For reds, the three grapes I like to talk about are Cabernet Sauvignon, Grenache and Malbec. Cabernet is the classic oak aged wine, with Bordeaux as the reference point. But, for me, the way it is made there is way to lean, woody and herbal (unless you can afford the $200+ wines). Some call it “complex”; I just call it a mouth full of wood.

But in California – and Australia – they have a different style. With riper fruit, the oak adds a lovely coat of vanilla to the black currant fruit, which I love! My first experience with that was Robert Mondavi’s Napa Valley Cabs back in the mid 1980s. Back then, they were still in the $24 range and what an experience – the essence of ripe fruit and vanilla balanced together. Caymus and Beringer were others I used to be able to afford…and still remember with much fondness!

More recently, I have found that oak can have really different effects on Grenache. In the Cotes du Rhone – where it is the main grape of Chateauneuf du Pape – I can taste little or no impacts from it, even though many wines get oak aging. The same in Australia, where it is riper but still not oaky. But in Spain – where it is called – Garnacha; OMG, what a difference! Many of those wines, including some that are highly rated, just get all herbal and woody on me. It’s to the point that I stay away from it almost completely in Spain, sticking to Tempranillo (which seems to act more like Cali Cab).

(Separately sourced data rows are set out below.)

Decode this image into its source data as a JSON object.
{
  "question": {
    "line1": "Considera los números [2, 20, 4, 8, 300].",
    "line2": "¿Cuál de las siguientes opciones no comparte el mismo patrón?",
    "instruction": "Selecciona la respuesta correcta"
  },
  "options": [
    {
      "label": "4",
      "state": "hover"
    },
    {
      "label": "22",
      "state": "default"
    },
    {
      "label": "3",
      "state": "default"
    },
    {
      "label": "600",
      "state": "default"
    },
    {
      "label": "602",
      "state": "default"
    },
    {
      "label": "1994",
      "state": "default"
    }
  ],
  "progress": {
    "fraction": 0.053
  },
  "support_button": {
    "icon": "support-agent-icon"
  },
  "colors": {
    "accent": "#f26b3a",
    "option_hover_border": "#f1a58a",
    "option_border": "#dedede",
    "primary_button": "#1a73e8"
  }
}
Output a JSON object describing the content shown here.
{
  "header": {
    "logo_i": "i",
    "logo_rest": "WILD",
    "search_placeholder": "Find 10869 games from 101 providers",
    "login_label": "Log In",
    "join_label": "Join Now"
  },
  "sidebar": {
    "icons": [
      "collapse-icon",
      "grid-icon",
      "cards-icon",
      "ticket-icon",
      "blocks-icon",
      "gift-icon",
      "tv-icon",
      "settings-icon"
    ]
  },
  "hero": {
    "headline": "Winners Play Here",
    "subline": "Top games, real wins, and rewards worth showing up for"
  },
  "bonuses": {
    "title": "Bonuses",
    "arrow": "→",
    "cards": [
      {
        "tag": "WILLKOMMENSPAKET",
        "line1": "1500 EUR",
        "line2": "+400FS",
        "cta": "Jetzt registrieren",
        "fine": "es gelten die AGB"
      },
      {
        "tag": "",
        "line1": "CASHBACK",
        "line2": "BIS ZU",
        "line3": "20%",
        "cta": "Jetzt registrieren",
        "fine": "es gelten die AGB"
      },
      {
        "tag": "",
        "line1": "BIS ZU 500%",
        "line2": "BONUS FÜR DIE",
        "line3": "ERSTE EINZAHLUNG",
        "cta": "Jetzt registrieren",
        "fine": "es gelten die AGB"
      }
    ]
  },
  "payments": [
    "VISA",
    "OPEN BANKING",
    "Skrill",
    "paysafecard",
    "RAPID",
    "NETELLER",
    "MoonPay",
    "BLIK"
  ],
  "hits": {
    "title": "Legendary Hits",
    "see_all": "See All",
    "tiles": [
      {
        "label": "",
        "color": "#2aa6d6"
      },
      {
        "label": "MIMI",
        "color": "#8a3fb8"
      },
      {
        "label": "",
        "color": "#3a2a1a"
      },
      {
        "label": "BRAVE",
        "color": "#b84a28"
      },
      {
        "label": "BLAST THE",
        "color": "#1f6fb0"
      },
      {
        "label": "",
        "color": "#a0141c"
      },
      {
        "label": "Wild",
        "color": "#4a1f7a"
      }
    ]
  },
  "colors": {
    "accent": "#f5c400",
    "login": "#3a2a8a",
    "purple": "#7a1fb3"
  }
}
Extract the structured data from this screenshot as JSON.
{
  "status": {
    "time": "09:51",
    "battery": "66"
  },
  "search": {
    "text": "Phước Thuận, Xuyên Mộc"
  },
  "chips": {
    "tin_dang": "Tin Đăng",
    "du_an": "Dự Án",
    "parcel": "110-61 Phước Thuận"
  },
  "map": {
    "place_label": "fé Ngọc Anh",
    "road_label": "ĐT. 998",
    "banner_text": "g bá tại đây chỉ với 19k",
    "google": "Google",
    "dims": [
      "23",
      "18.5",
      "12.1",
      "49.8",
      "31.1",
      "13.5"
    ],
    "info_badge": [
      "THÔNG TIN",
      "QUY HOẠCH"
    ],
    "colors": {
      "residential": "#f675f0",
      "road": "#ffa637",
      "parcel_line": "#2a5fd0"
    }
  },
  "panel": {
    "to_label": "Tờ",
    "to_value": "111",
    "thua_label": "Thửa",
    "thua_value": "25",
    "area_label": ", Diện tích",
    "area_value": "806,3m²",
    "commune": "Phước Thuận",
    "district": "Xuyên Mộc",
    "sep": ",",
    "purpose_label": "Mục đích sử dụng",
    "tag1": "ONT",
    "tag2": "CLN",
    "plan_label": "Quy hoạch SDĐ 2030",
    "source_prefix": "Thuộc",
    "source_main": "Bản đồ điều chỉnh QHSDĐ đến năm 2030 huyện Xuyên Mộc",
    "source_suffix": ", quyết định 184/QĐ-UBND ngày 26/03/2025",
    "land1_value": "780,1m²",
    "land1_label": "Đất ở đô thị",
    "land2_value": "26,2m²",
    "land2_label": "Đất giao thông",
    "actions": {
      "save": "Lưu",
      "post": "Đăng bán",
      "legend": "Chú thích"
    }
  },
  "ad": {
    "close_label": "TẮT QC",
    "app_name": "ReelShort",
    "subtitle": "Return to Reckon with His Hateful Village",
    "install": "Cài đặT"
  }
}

And, finally, Argentinian Malbec, where the difference – at least for me – is even more dramatic. Without oak, it is a fabulously rich and fruity wine, a bit like Zinfandel but not quite as dramatic. But add “oak aging” and…well, it really doesn’t work for me, again going all woody.

So, getting back to my original question, it probably isn’t “to oak or not to oak?”. Instead, it should be “what do you oak and what does it taste like?” Then it is up to the individual to decide what tastes best for him or her!